GIVEN RECORDS:
•••

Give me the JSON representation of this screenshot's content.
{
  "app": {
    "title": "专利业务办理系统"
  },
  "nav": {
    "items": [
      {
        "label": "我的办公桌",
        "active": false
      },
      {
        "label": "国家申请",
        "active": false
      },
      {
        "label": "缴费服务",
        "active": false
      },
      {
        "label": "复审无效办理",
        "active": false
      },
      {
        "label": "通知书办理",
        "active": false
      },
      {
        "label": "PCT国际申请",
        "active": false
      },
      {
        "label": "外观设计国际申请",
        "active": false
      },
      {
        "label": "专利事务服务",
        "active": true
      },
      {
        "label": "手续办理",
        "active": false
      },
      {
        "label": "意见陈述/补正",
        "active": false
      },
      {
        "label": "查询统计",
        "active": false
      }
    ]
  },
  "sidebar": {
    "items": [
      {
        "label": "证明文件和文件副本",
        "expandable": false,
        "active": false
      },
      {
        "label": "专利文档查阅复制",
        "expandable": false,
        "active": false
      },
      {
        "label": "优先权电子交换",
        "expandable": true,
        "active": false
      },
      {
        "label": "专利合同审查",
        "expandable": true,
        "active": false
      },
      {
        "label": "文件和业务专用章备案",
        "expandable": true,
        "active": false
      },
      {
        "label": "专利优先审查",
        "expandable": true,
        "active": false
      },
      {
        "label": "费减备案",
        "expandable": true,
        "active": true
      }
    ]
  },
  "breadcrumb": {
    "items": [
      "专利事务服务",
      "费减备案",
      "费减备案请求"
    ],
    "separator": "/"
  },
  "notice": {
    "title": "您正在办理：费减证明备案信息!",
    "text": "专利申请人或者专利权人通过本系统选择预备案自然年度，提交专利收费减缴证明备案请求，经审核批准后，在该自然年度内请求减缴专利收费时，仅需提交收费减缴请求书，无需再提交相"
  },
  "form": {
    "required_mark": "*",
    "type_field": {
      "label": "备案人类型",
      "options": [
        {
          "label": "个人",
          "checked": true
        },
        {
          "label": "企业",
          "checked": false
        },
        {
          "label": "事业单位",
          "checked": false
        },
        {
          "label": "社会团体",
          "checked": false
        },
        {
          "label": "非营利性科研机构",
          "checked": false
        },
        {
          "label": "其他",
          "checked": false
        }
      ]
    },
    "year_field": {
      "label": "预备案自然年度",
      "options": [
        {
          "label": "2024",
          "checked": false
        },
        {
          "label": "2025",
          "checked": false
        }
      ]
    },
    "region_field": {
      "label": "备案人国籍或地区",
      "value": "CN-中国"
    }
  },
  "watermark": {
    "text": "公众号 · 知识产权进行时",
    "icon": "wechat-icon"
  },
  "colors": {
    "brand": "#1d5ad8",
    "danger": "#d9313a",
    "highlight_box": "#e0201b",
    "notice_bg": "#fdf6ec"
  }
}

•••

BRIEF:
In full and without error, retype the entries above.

TASK OUTPUT:
Give me the JSON representation of this screenshot's content.
{
  "app": {
    "title": "专利业务办理系统"
  },
  "nav": {
    "items": [
      {
        "label": "我的办公桌",
        "active": false
      },
      {
        "label": "国家申请",
        "active": false
      },
      {
        "label": "缴费服务",
        "active": false
      },
      {
        "label": "复审无效办理",
        "active": false
      },
      {
        "label": "通知书办理",
        "active": false
      },
      {
        "label": "PCT国际申请",
        "active": false
      },
      {
        "label": "外观设计国际申请",
        "active": false
      },
      {
        "label": "专利事务服务",
        "active": true
      },
      {
        "label": "手续办理",
        "active": false
      },
      {
        "label": "意见陈述/补正",
        "active": false
      },
      {
        "label": "查询统计",
        "active": false
      }
    ]
  },
  "sidebar": {
    "items": [
      {
        "label": "证明文件和文件副本",
        "expandable": false,
        "active": false
      },
      {
        "label": "专利文档查阅复制",
        "expandable": false,
        "active": false
      },
      {
        "label": "优先权电子交换",
        "expandable": true,
        "active": false
      },
      {
        "label": "专利合同审查",
        "expandable": true,
        "active": false
      },
      {
        "label": "文件和业务专用章备案",
        "expandable": true,
        "active": false
      },
      {
        "label": "专利优先审查",
        "expandable": true,
        "active": false
      },
      {
        "label": "费减备案",
        "expandable": true,
        "active": true
      }
    ]
  },
  "breadcrumb": {
    "items": [
      "专利事务服务",
      "费减备案",
      "费减备案请求"
    ],
    "separator": "/"
  },
  "notice": {
    "title": "您正在办理：费减证明备案信息!",
    "text": "专利申请人或者专利权人通过本系统选择预备案自然年度，提交专利收费减缴证明备案请求，经审核批准后，在该自然年度内请求减缴专利收费时，仅需提交收费减缴请求书，无需再提交相"
  },
  "form": {
    "required_mark": "*",
    "type_field": {
      "label": "备案人类型",
      "options": [
        {
          "label": "个人",
          "checked": true
        },
        {
          "label": "企业",
          "checked": false
        },
        {
          "label": "事业单位",
          "checked": false
        },
        {
          "label": "社会团体",
          "checked": false
        },
        {
          "label": "非营利性科研机构",
          "checked": false
        },
        {
          "label": "其他",
          "checked": false
        }
      ]
    },
    "year_field": {
      "label": "预备案自然年度",
      "options": [
        {
          "label": "2024",
          "checked": false
        },
        {
          "label": "2025",
          "checked": false
        }
      ]
    },
    "region_field": {
      "label": "备案人国籍或地区",
      "value": "CN-中国"
    }
  },
  "watermark": {
    "text": "公众号 · 知识产权进行时",
    "icon": "wechat-icon"
  },
  "colors": {
    "brand": "#1d5ad8",
    "danger": "#d9313a",
    "highlight_box": "#e0201b",
    "notice_bg": "#fdf6ec"
  }
}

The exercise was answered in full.